Second baseman Robbie Tenerowicz, who has been Ladrech's second baseman both in high school at Moraga (Calif.) Campolindo and for the past year and 20 games, was also on point, making an over-the-shoulder catch for the third time in three games, and made a sliding stop in the top of the eighth. Tenerowicz made two put-outs and had four assists on the day. "We were joking around the other day: I think I've looked back at him 200 times, between high school and college," Ladrech said. "I'm really comfortable with him back there."

As good as Ladrech was, Beavers reliever Luke Heimlich matched him early, tossing a scoreless 4.2 innings and throwing both his curve and change for strikes, and as swing-and-miss pitches. Heimlich allowed two hits and one walk, striking out five as the early excitement down shifted over the middle innings.

Knapp -- who came into the game hitting just .225 -- shook the crowd awake again in the bottom of the seventh, cashing in a 10-pitch walk to Pearson from Heimlich by dropping a triple into the right field corner off of Pac-12 saves leader Max Engelbrekt to make it 5-3. Knapp went 2-for-4 on the day.

"He's working hard at it," Esquer said. "It's not easy. The competition we're playing at the level that we play, this game is not easy, and this is part of the lesson to our guys: They've got to come out the other side and be better for it. Ladrech did, Brian Celsi's done it."

A night after going 2-for-2 with a monster home run and two RBIs, Cumberland took the golden sombrero, going 0-for-4 with four strikeouts. Mitchell Kranson, who came in hitting .360, went 1-for-3.

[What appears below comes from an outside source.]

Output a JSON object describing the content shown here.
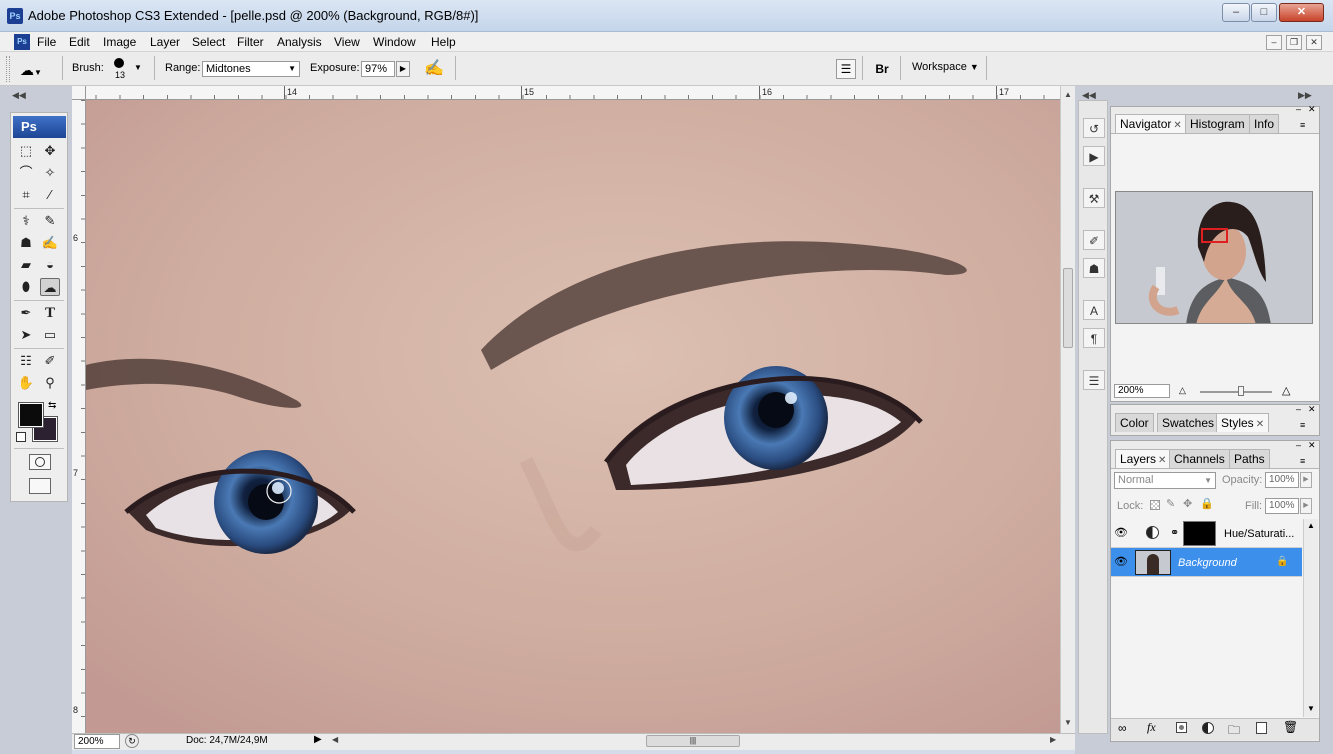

"We want pitching and defense and a new hero every night, and everyone's got to be prepared and step up to be a big part of the game," Esquer said.

After 1,116 saw the Bears beat the Beavers on Friday, over 1,730 took in the Saturday afternoon contest at Evans Diamond, the largest crowd of the season.

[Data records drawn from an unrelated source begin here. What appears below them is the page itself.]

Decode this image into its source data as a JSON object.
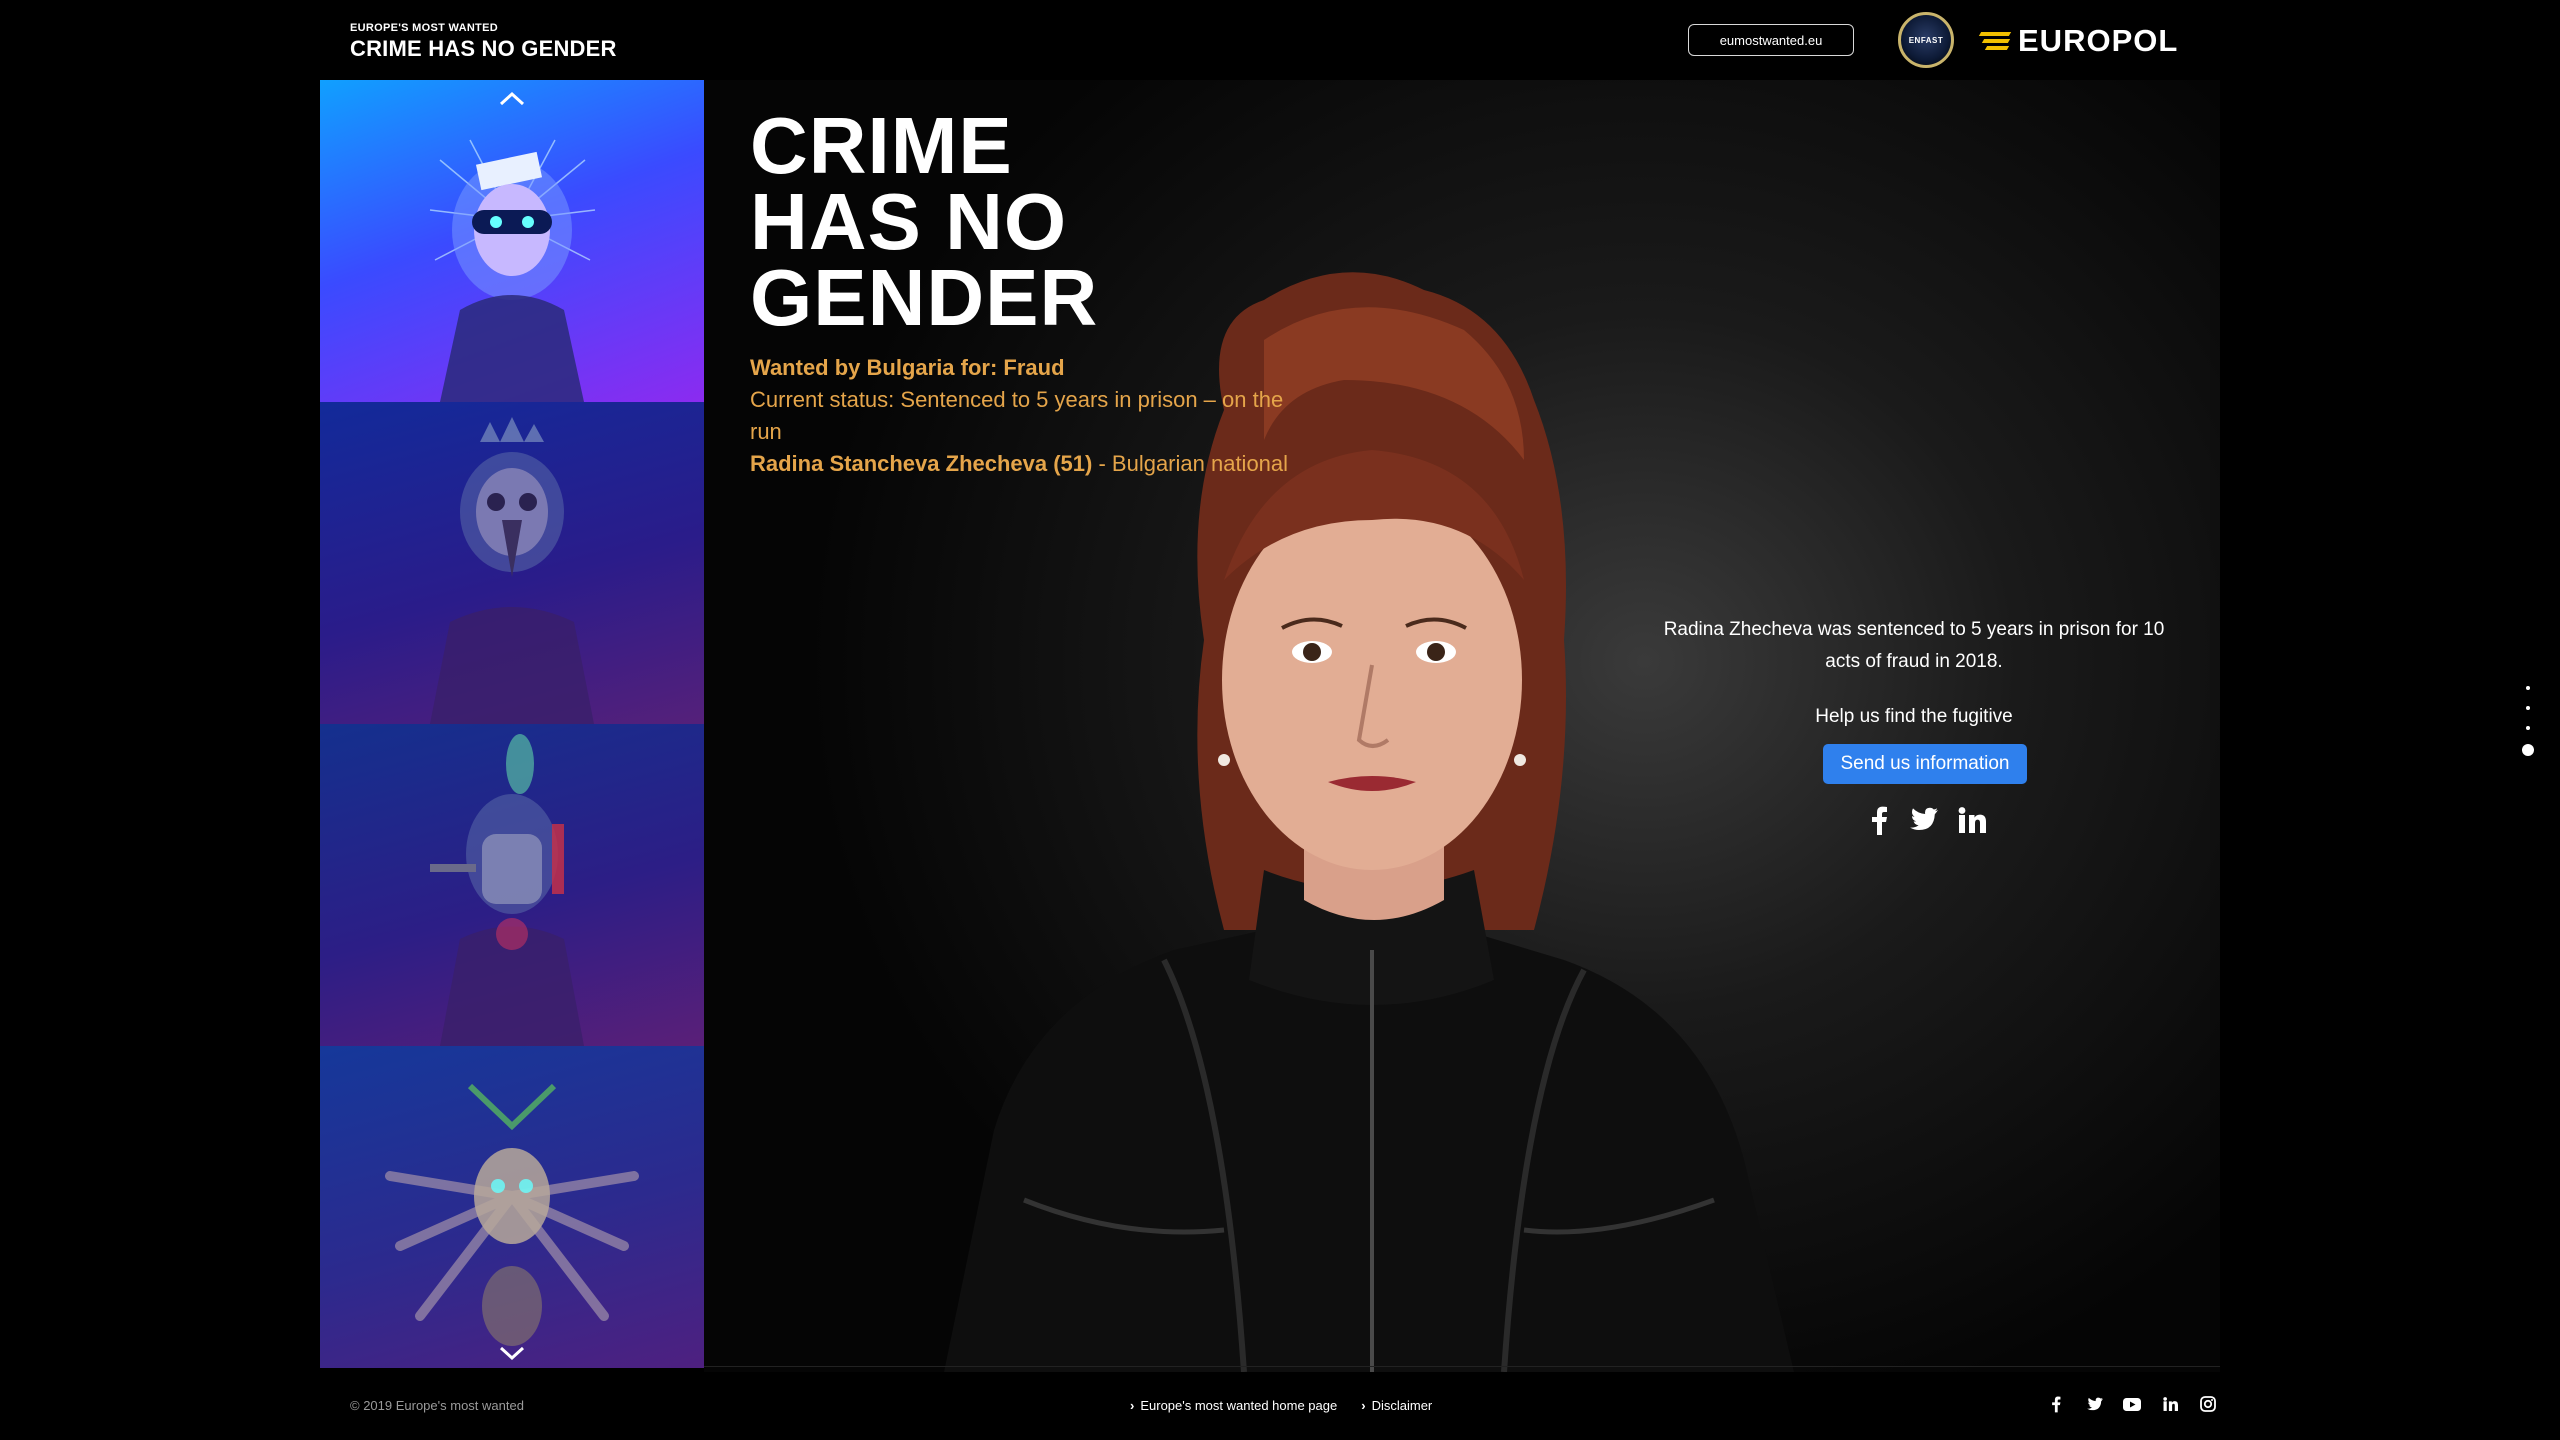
{
  "header": {
    "kicker": "EUROPE'S MOST WANTED",
    "title": "CRIME HAS NO GENDER",
    "site_link": "eumostwanted.eu",
    "enfast_label": "ENFAST",
    "europol_label": "EUROPOL"
  },
  "sidebar": {
    "tiles": [
      {
        "name": "mask-character-one",
        "active": true
      },
      {
        "name": "plague-mask-character",
        "active": false
      },
      {
        "name": "gas-mask-character",
        "active": false
      },
      {
        "name": "spider-character",
        "active": false
      }
    ]
  },
  "main": {
    "headline": [
      "CRIME",
      "HAS NO",
      "GENDER"
    ],
    "wanted_line": "Wanted by Bulgaria for: Fraud",
    "status_line": "Current status: Sentenced to 5 years in prison – on the run",
    "name": "Radina Stancheva Zhecheva (51)",
    "nationality": " - Bulgarian national",
    "description": "Radina Zhecheva was sentenced to 5 years in prison for 10 acts of fraud in 2018.",
    "help_text": "Help us find the fugitive",
    "cta_label": "Send us information"
  },
  "pager": {
    "count": 4,
    "active_index": 3
  },
  "footer": {
    "copyright": "© 2019 Europe's most wanted",
    "links": [
      "Europe's most wanted home page",
      "Disclaimer"
    ]
  },
  "colors": {
    "accent": "#e5a54a",
    "cta": "#2f80ed",
    "brand_yellow": "#f2c000"
  }
}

Erik Martinez worked a hitless ninth, allowing one walk and striking out his 18th batter in 12.1 innings of work this season, earning his sixth save in six opportunities.

Oregon State came into the series hitting .331 to lead the Pac-12, but wound up hitting .133 over the three games against the Bears (12-for-90), who outscored the Beavers 16-5. Cal pitchers allowed just six walks and three hit batters, while striking out 23 over the course of the series.


6-foot-7 righty Alex Schick should be back on active duty in two weeks. He was in full uniform without crutches on Saturday, after he inujred his knee the week before the season opened. With a fastball in the mid-90s, that's the one bullpen piece the Bears could be missing, giving them yet another bridge to Martinez, in addition to Keaton Siomkin.

Cal had several recruits on-hand, including signees Max Flower and Rogelio Reyes, as well as 2018 outfield commit Ryan Holgate, out of Davis (Calif.).

Last week against USC, the Bears had Emilio Rosas, a 2018 shortstop commit out of Santa Ana (Calif.) Mater Dei, on hand at the finale, along with 2016 signees Conner Bock and Anthony Walters. 2019 right-handed pitcher Hunter Kranton, also of Mater Dei, was also on hand for the Bears. Top Stories